March 9, 2005 -- Carnitine supplements help sluggish sperm swim, say Italian researchers.
The finding could help men coping with fertility issues -- specifically, those men whose sperm don't move very well.
Revving Up Sperm Movement
For a sperm to fertilize an egg, the sperm must be mobile and swim to the woman's egg. But sperm that don't move very well aren't as likely to succeed. Their chances of reaching the egg to start a pregnancy are diminished.
Carnitine supplements might help spur those sperm into motion, say the researchers, who included the University of Padova's Andrea Garolla, PhD.
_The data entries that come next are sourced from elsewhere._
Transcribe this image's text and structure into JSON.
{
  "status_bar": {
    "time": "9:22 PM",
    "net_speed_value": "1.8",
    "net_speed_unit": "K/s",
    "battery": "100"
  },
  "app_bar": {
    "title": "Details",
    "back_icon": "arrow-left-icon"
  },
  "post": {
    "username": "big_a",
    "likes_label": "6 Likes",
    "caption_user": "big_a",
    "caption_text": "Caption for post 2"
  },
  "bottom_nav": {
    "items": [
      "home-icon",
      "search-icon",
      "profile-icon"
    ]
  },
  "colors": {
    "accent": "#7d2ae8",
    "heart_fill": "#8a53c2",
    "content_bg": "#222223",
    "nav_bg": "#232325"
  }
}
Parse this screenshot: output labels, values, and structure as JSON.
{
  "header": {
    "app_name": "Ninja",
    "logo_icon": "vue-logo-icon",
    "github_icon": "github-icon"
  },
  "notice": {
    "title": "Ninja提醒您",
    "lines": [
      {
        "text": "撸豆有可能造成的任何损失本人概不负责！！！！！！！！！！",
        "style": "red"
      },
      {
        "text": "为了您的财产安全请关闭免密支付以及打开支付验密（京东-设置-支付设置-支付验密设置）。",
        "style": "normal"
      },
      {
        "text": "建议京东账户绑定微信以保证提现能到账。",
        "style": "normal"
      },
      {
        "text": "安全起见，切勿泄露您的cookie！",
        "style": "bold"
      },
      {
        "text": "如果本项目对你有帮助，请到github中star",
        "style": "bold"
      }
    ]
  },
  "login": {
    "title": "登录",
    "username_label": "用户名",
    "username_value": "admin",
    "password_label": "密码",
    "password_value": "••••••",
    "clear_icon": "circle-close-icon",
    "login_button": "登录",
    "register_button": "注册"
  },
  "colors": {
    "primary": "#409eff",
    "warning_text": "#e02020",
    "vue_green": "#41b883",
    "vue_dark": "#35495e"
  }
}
Carnitine is available over the counter. But, like all supplements, it's not regulated by the government, and patients should tell their doctors if they are taking it.
The study was small; only 30 men participated. Their average age was 34. All had sought help for fertility problems. The men were diagnosed with decreased sperm motility.
For three months, the men took a placebo. Then they took 2 grams of L-carnitine supplements orally every day for three months. After that, the men didn't take anything for another three months.
Semen samples were taken four times: at the study's start, after taking the placebo for three months, after taking carnitine for three months, and three months after treatment ended.
Sperm motility improved while the men took the carnitine supplements. The placebo didn't help at all.
The benefit's extent varied depending on the men's condition. The key may lie in their mitochondria, the main power source for cells.
Some participants' sperm had mitochondria that weren't working properly. Their sperm motility improved with carnitine, but their results didn't match those with normal mitochondria.
The improvement was temporary. Three months after treatment ended, sperm motility was still a bit better than before the study, but not by much. The men whose sperm motility improved the most with the carnitine supplements had the sharpest drop in sperm motility after the treatment ended.
The study appeared in the February issue of Fertility and Sterility.
Meat, poultry, fish, and dairy products are the richest sources of L-carnitine. Tempeh, wheat, and avocados contain some L-carnitine, while fruits, vegetables, and grains contain little. It is primarily made in the liver and kidneys and plays an important role in energy production by mitochondria.